Computer Sciences Corporation
December 16, 2002
Jonathan G. Katz, Secretary
RE: File No. S7-44-02
Dear Mr. Katz:
Thank you for the opportunity to comment on the Commission's "Proposed Rule: Insider Trades During Pension Blackout Periods," Subject File No. S7-44-02 (the "Proposed Rule"). Computer Sciences Corporation has reviewed the Proposed Rule, and, overall, we have a positive view of the proposal and appreciate the opportunity to provide our input.
We think the Proposed Rule is consistent with the statutory language. Overall, additional provisions and clarifications set out in the Proposed Rule appear appropriate and consistent with Congressional purposes, as expressed in the language of the statute.
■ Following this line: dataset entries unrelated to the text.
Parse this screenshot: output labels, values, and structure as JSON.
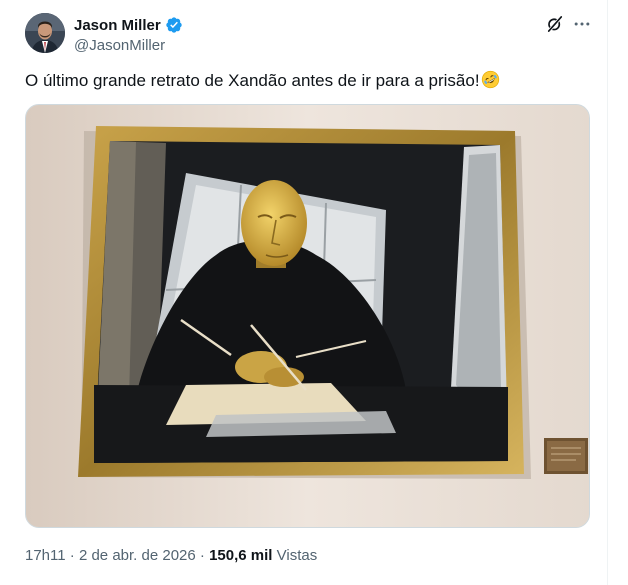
{
  "author": {
    "name": "Jason Miller",
    "handle": "@JasonMiller",
    "verified": true,
    "verified_color": "#1d9bf0"
  },
  "header_icons": [
    "grok-icon",
    "more-icon"
  ],
  "tweet": {
    "text": "O último grande retrato de Xandão antes de ir para a prisão!",
    "emoji": "rolling-on-the-floor-laughing-emoji",
    "media": {
      "kind": "photo",
      "subject": "painting-in-gold-frame"
    }
  },
  "meta": {
    "time": "17h11",
    "separator": " · ",
    "date": "2 de abr. de 2026",
    "views_count": "150,6 mil",
    "views_label": "Vistas"
  },
  "colors": {
    "text_primary": "#0f1419",
    "text_secondary": "#536471",
    "border": "#cfd9de"
  }
}
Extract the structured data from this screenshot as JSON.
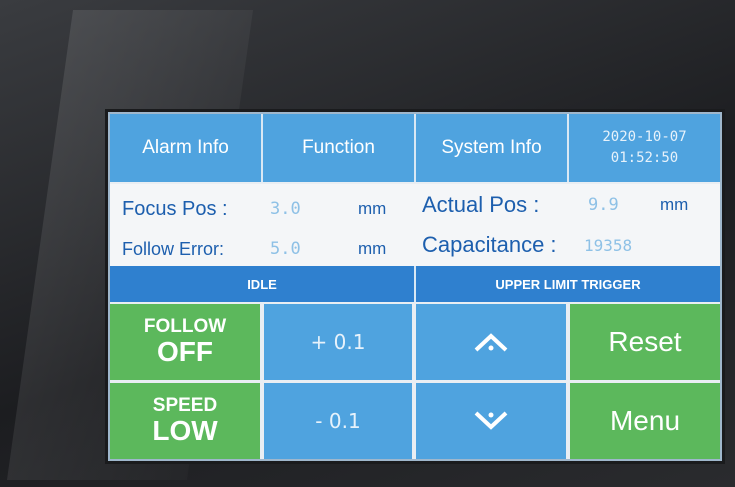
{
  "tabs": {
    "alarm_info": "Alarm Info",
    "function": "Function",
    "system_info": "System Info",
    "date": "2020-10-07",
    "time": "01:52:50"
  },
  "info": {
    "focus_pos": {
      "label": "Focus Pos :",
      "value": "3.0",
      "unit": "mm"
    },
    "actual_pos": {
      "label": "Actual Pos :",
      "value": "9.9",
      "unit": "mm"
    },
    "follow_error": {
      "label": "Follow Error:",
      "value": "5.0",
      "unit": "mm"
    },
    "capacitance": {
      "label": "Capacitance :",
      "value": "19358"
    }
  },
  "status": {
    "left": "IDLE",
    "right": "UPPER LIMIT TRIGGER"
  },
  "controls": {
    "follow_label": "FOLLOW",
    "follow_state": "OFF",
    "speed_label": "SPEED",
    "speed_state": "LOW",
    "plus_step": "+ 0.1",
    "minus_step": "- 0.1",
    "up_icon": "chevron-up-icon",
    "down_icon": "chevron-down-icon",
    "reset": "Reset",
    "menu": "Menu"
  },
  "colors": {
    "tab_blue": "#4fa3df",
    "status_blue": "#2f80cf",
    "button_green": "#5cb85c",
    "label_blue": "#1d5fae"
  }
}
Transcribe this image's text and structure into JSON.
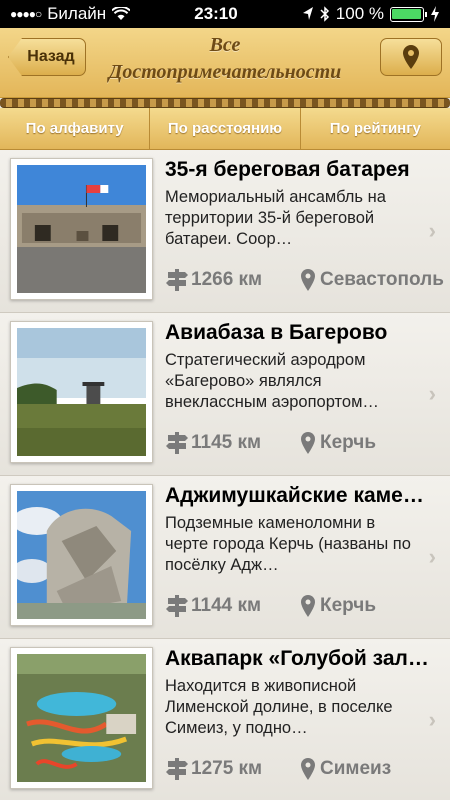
{
  "status": {
    "carrier": "Билайн",
    "time": "23:10",
    "battery": "100 %"
  },
  "nav": {
    "back_label": "Назад",
    "title_line1": "Все",
    "title_line2": "Достопримечательности"
  },
  "segments": [
    "По алфавиту",
    "По расстоянию",
    "По рейтингу"
  ],
  "items": [
    {
      "title": "35-я береговая батарея",
      "desc": "Мемориальный ансамбль на территории 35-й береговой батареи. Соор…",
      "distance": "1266 км",
      "city": "Севастополь"
    },
    {
      "title": "Авиабаза в Багерово",
      "desc": "Стратегический аэродром «Багерово» являлся внеклассным аэропортом…",
      "distance": "1145 км",
      "city": "Керчь"
    },
    {
      "title": "Аджимушкайские каме…",
      "desc": "Подземные каменоломни в черте города Керчь (названы по посёлку Адж…",
      "distance": "1144 км",
      "city": "Керчь"
    },
    {
      "title": "Аквапарк «Голубой зал…",
      "desc": "Находится в живописной Лименской долине, в поселке Симеиз, у подно…",
      "distance": "1275 км",
      "city": "Симеиз"
    }
  ]
}
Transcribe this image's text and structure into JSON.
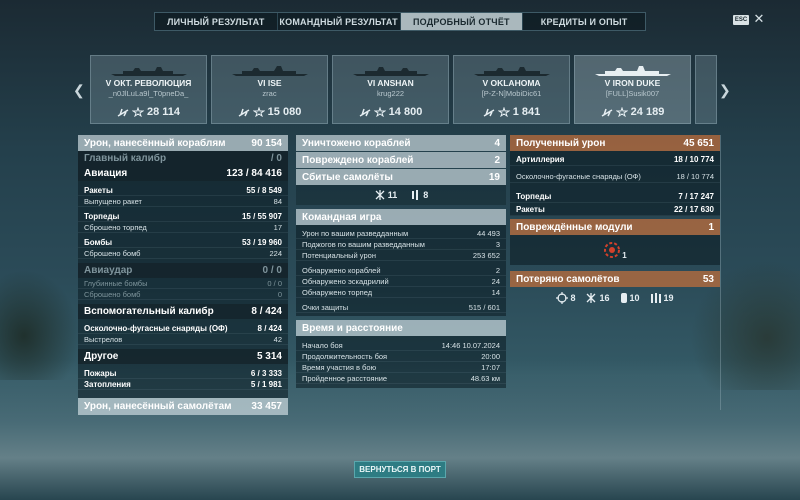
{
  "tabs": [
    "ЛИЧНЫЙ РЕЗУЛЬТАТ",
    "КОМАНДНЫЙ РЕЗУЛЬТАТ",
    "ПОДРОБНЫЙ ОТЧЁТ",
    "КРЕДИТЫ И ОПЫТ"
  ],
  "active_tab": "ПОДРОБНЫЙ ОТЧЁТ",
  "esc_label": "ESC",
  "close_glyph": "✕",
  "arrows": {
    "left": "❮",
    "right": "❯"
  },
  "ships": [
    {
      "name": "V  ОКТ. РЕВОЛЮЦИЯ",
      "player": "_n0JlLuLa9l_T0pneDa_",
      "frags": "",
      "damage": "28 114"
    },
    {
      "name": "VI  ISE",
      "player": "zrac",
      "frags": "",
      "damage": "15 080"
    },
    {
      "name": "VI  ANSHAN",
      "player": "krug222",
      "frags": "",
      "damage": "14 800"
    },
    {
      "name": "V  OKLAHOMA",
      "player": "[P-Z-N]MobiDic61",
      "frags": "",
      "damage": "1 841"
    },
    {
      "name": "V  IRON DUKE",
      "player": "[FULL]Susik007",
      "frags": "",
      "damage": "24 189"
    }
  ],
  "left": {
    "damage_ships": {
      "label": "Урон, нанесённый кораблям",
      "value": "90 154"
    },
    "main_caliber": {
      "label": "Главный калибр",
      "value": "/ 0"
    },
    "aviation": {
      "label": "Авиация",
      "value": "123 / 84 416"
    },
    "rockets": {
      "label": "Ракеты",
      "value": "55 / 8 549"
    },
    "rockets_fired": {
      "label": "Выпущено ракет",
      "value": "84"
    },
    "torpedoes": {
      "label": "Торпеды",
      "value": "15 / 55 907"
    },
    "torpedoes_dropped": {
      "label": "Сброшено торпед",
      "value": "17"
    },
    "bombs": {
      "label": "Бомбы",
      "value": "53 / 19 960"
    },
    "bombs_dropped": {
      "label": "Сброшено бомб",
      "value": "224"
    },
    "airstrike": {
      "label": "Авиаудар",
      "value": "0 / 0"
    },
    "depth_bombs": {
      "label": "Глубинные бомбы",
      "value": "0 / 0"
    },
    "depth_dropped": {
      "label": "Сброшено бомб",
      "value": "0"
    },
    "secondary": {
      "label": "Вспомогательный калибр",
      "value": "8 / 424"
    },
    "he_shells": {
      "label": "Осколочно-фугасные снаряды (ОФ)",
      "value": "8 / 424"
    },
    "shots": {
      "label": "Выстрелов",
      "value": "42"
    },
    "other": {
      "label": "Другое",
      "value": "5 314"
    },
    "fires": {
      "label": "Пожары",
      "value": "6 / 3 333"
    },
    "floods": {
      "label": "Затопления",
      "value": "5 / 1 981"
    },
    "damage_planes": {
      "label": "Урон, нанесённый самолётам",
      "value": "33 457"
    }
  },
  "middle": {
    "destroyed": {
      "label": "Уничтожено кораблей",
      "value": "4"
    },
    "damaged": {
      "label": "Повреждено кораблей",
      "value": "2"
    },
    "planes_shot": {
      "label": "Сбитые самолёты",
      "value": "19"
    },
    "planes_icons": {
      "a": "11",
      "b": "8"
    },
    "teamplay": {
      "label": "Командная игра"
    },
    "spotting_dmg": {
      "label": "Урон по вашим разведданным",
      "value": "44 493"
    },
    "fires_spot": {
      "label": "Поджогов по вашим разведданным",
      "value": "3"
    },
    "potential": {
      "label": "Потенциальный урон",
      "value": "253 652"
    },
    "ships_spotted": {
      "label": "Обнаружено кораблей",
      "value": "2"
    },
    "squads_spotted": {
      "label": "Обнаружено эскадрилий",
      "value": "24"
    },
    "torps_spotted": {
      "label": "Обнаружено торпед",
      "value": "14"
    },
    "defense": {
      "label": "Очки защиты",
      "value": "515 / 601"
    },
    "time": {
      "label": "Время и расстояние"
    },
    "start": {
      "label": "Начало боя",
      "value": "14:46  10.07.2024"
    },
    "duration": {
      "label": "Продолжительность боя",
      "value": "20:00"
    },
    "participation": {
      "label": "Время участия в бою",
      "value": "17:07"
    },
    "distance": {
      "label": "Пройденное расстояние",
      "value": "48.63 км"
    }
  },
  "right": {
    "received": {
      "label": "Полученный урон",
      "value": "45 651"
    },
    "artillery": {
      "label": "Артиллерия",
      "value": "18 / 10 774"
    },
    "he": {
      "label": "Осколочно-фугасные снаряды (ОФ)",
      "value": "18 / 10 774"
    },
    "torpedoes": {
      "label": "Торпеды",
      "value": "7 / 17 247"
    },
    "rockets": {
      "label": "Ракеты",
      "value": "22 / 17 630"
    },
    "modules": {
      "label": "Повреждённые модули",
      "value": "1"
    },
    "module_count": "1",
    "planes_lost": {
      "label": "Потеряно самолётов",
      "value": "53"
    },
    "plane_icons": {
      "a": "8",
      "b": "16",
      "c": "10",
      "d": "19"
    }
  },
  "return_button": "ВЕРНУТЬСЯ В ПОРТ"
}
We would like to comment on several areas, and hope that our suggestions will be beneficial to your consideration of final rules. For ease in review, our comments below are preceded by the specific headings from the Proposed Rule, with the question set out in italics.
4. Transactions Subject to Trading Prohibition
(d) Transitional Matters
Request for Comment
Should we exclude equity securities acquired by an individual before he or she became a director or executive officer of an issuer from Section 306(a) of the Act and proposed Regulation BTR?
Yes. Congress limited the statute to acquisitions in connection with service or employment. The rule should not impose added burdens on securities acquired outside the scope of the statute.
5. Blackout Period
Request for Comment
Should we define the term "blackout period" to be shorter than the three consecutive business days specified in the statute?
No. We do not think that the rules should diverge from the clear standard articulated by the Congress.
(c) Application of 50% Test
We suggest that the number be generally determined as of the end of a month not longer than 3 months prior to the commencement of the blackout date. We do not foresee plan enrollments dramatically fluctuating in normal course, and this would provide plan sponsors administrative flexibility to utilize reasonably available data, without significant risk of creating loopholes for abuses.
(d) Exceptions to Definition of Blackout Period
Request for Comment
Is it necessary or appropriate to clarify in proposed Exchange Act Rule 102(a) that disclosure of a regularly scheduled blackout period to an employee would be timely in the event of a subsequent amendment to an individual account plan if the employee was provided notice of the blackout period within 30 calendar days after the adoption of the amendment? If not, explain why.
This approach would compel notice of the plan amendment to be given within 30 days of its adoption, without relation to the actual blackout date. We believe that keying the rule to the blackout event, and not to the ministerial act of plan amendment, is a more appropriate focus, particularly in the case of a plan amendment that establishes a regularly scheduled blackout period. We suggest that regularly scheduled blackouts can be established by plan amendment, with notice in normal course and not subject to a 30 day cut-off.
Should the exception in proposed Exchange Act Rule 102(a) contain a de minimis threshold that would not cause the loss of the exception in the event that some plan participants or beneficiaries failed to receive timely notice of the regularly scheduled blackout period? If so, should the de minimis threshold be a number (such as fewer than 5 or 10) or a percentage (such as fewer than 1% or 2%) of participants or beneficiaries that have individual account plans? What should the threshold be?
This is a difficult area. ERISA rules requiring disclosure of plan terms generally do not allow for de minimis numerically-stated exceptions. In addition, the language of Section 306(a)(4) of the Act itself mandates timely disclosure in order for this exception to apply.
On the other hand, it would seem that one or several participants' inadvertent failure to receive a plan document describing a routine blackout should not be cause for this exemption to be lost. Rather than set a fixed number of participants or fixed percentage who can be affected, it may be more workable to consider setting a standard in which failure to disclose will not cause the exemption to be lost if the Issuer otherwise has diligent prudent processes for routinely delivering plan information to participants. Because such failures would be inadvertent and not deliberate, and because the number of "failed disclosures" could never be known with certainty if a numerical test were applied, this approach is favored over a numerical test.
Thank you for the opportunity to comment on this proposal and for your consideration of our suggestions and comments.